The defendant must file a Notice of Intention to Defend and Defence within 28 days of being served.
The Defence must outline whether the defendant admits, doesn’t admit or otherwise denies what is set out in the Statement of Claim and address the facts set out in the Statement of Claim if the defendant claims they are also in dispute.
The defendant may also file a Counterclaim to the plaintiff’s Claim and Statement of Claim, which can set out the loss or damage the defendant alleges to have suffered due to the plaintiff’s breach.
The plaintiff may file a Reply to the Defence within 14 days after receiving the defence. The Reply must not raise new facts. However, if the defendant files and serves a Counterclaim and answer that raises further new facts, the plaintiff may make another Reply to them.
If the defendant fails to file a Notice of Intention to Defend within the period, the plaintiff may apply to the Court for Default Judgment.
Default Judgment awards the matter to the plaintiff without the defendant present in court. If the plaintiff applies for and is consequently awarded default judgment, the defendant may apply to set aside the default judgment.
Once the above processes are completed, the parties can move one step closer to Trial by participating in the disclosure process described below.
Disclosure in QLD
The next phase is disclosure, sometimes also referred to as discovery. This is where the plaintiff and defendant exchange evidence in the proceeding. It is important to note that although there is a disclosure step in the process, disclosure can be required at any time throughout the proceeding.
The Courts have become increasingly comfortable with the parties exchanging documents electronically in the disclosure process where there are large amounts of information or where it is otherwise more practical.
Aside from the plaintiff and defendant disclosing documents between each other, the parties may also seek non-party disclosure. This is a process where a party to the proceeding seeks documents (or to inspect documents) from someone who isn’t a party to the proceeding.
Alternative Dispute Resolution in Queensland
At any stage, the Court may order mediation or a settlement conference between the parties. Alternatively, the parties may consent to this process. This allows the parties to settle before proceeding to trial.
In commercial contracts, there are often alternative dispute resolution provisions that must be followed before commencing litigation, except urgent injunctive relief.
For example, a dispute resolution clause may require the parties to enter mediation or arbitration before commencing legal action by filing a claim and statement of claim.
Interlocutory Steps in QLD
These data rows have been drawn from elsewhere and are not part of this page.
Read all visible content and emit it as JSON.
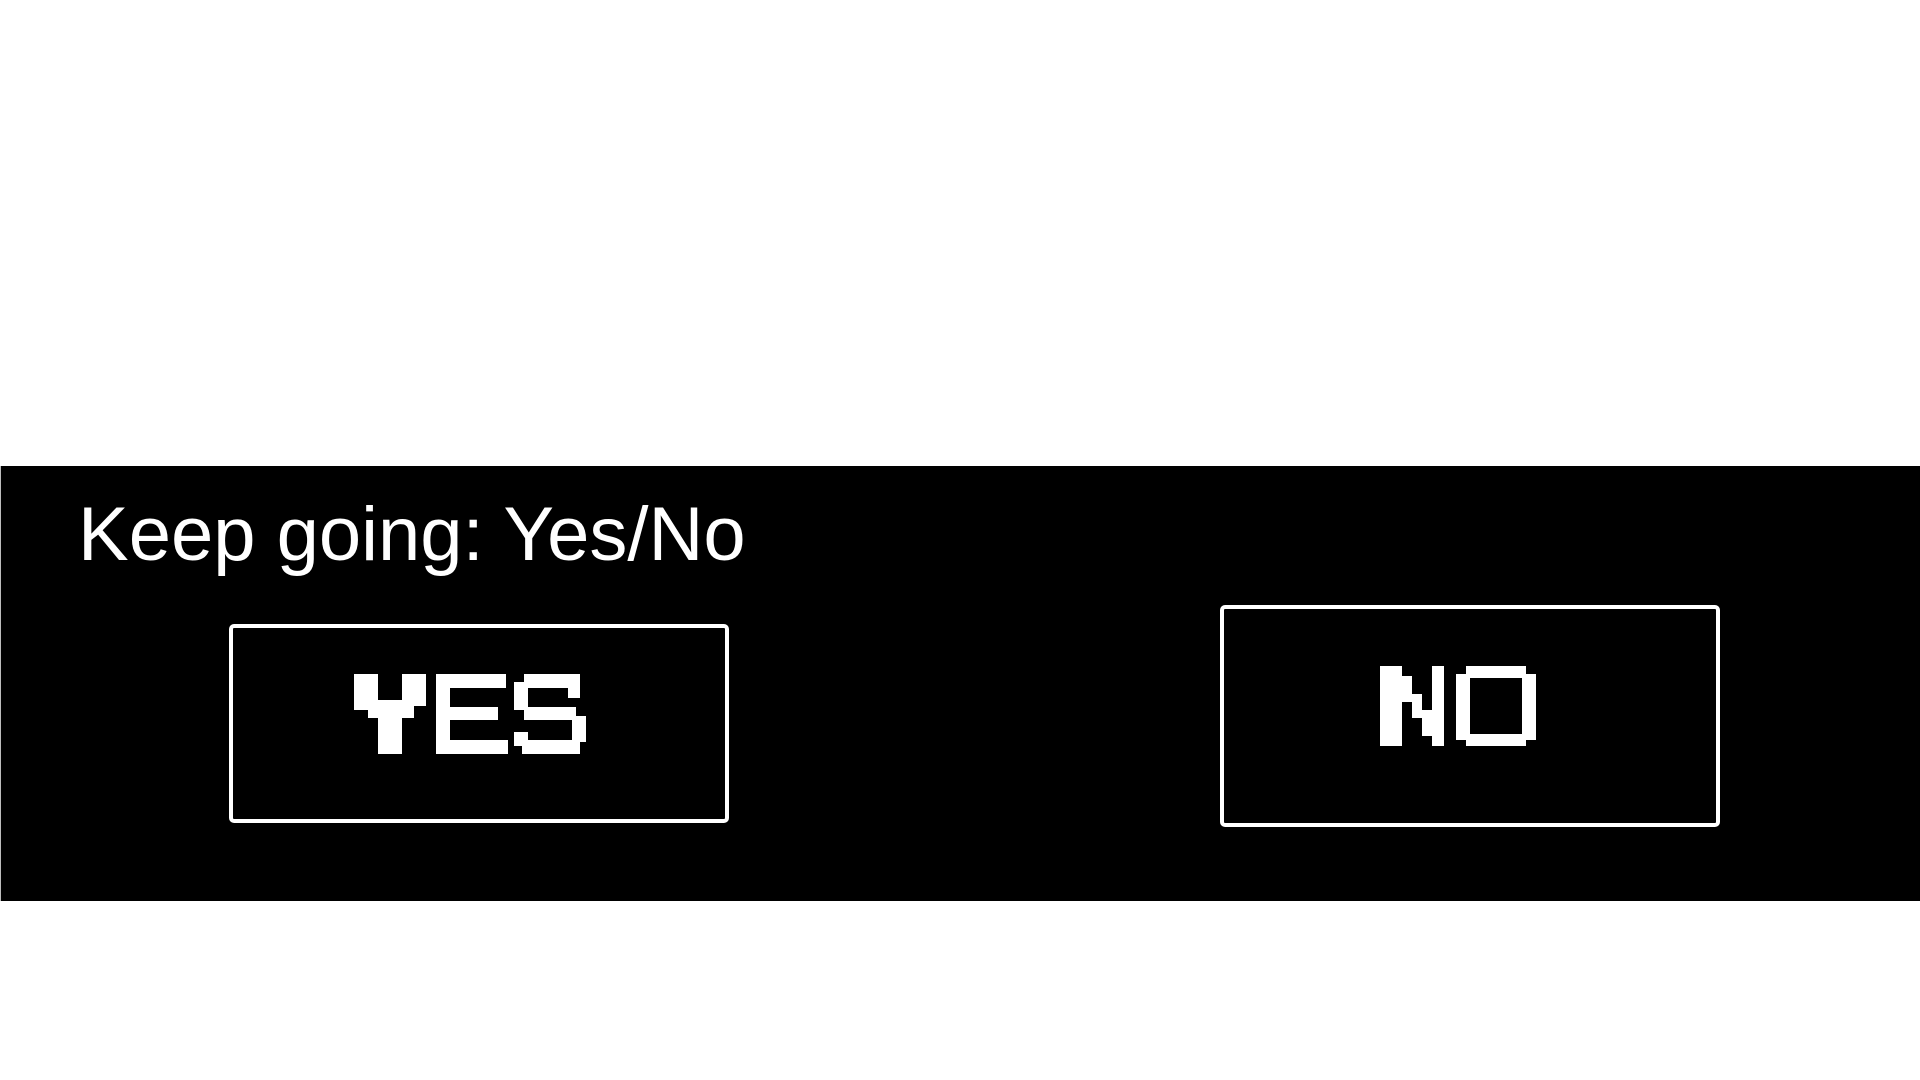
{
  "dialog": {
    "prompt": "Keep going: Yes/No",
    "yes_label": "YES",
    "no_label": "NO"
  },
  "colors": {
    "background": "#ffffff",
    "panel": "#000000",
    "text": "#ffffff",
    "button_border": "#ffffff"
  }
}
Interlocutory steps are those taken during a proceeding, where an application can be made to the Court where a specific ruling is to be made within the proceeding.
For example, directions hearings can be ordered, where the parties appear before the Magistrate or Judge to see where the parties are in the proceedings, if any further materials are required, and whether anything is impeding or delaying the progress of the matter.
There may also be applications by the parties. An example of this may be a strikeout application where a party applies to the Court to strike out a part – or all of the pleadings – other applications may include further discovery or inspection of documents.
Another interlocutory step makes an application for Summary Judgment. This is where it is beyond doubt that one of the parties is doomed to fail.
Once the interlocutory steps are completed, the matter is listed for Trial. The duration of the Trial will be accurately estimated by counsel for each side in consultation with the Judge as the matter is being set down for Trial.
Going to Trial in Queensland
At the Trial, the Court will review and assess the parties’ evidence and apply the law to the facts of the case to reach its final decision in the proceeding.
At the end of the Trial, the Judge will often reserve their decision to be made later. If this is the case, the Court will notify the lawyers for the parties when the decision will be made available and send the decision by email to the parties.
If the matter is simple, the Judge or Magistrate, as the case may be, may deliver judgment at the end of the Trial – also known as delivering judgment Ex Tempore.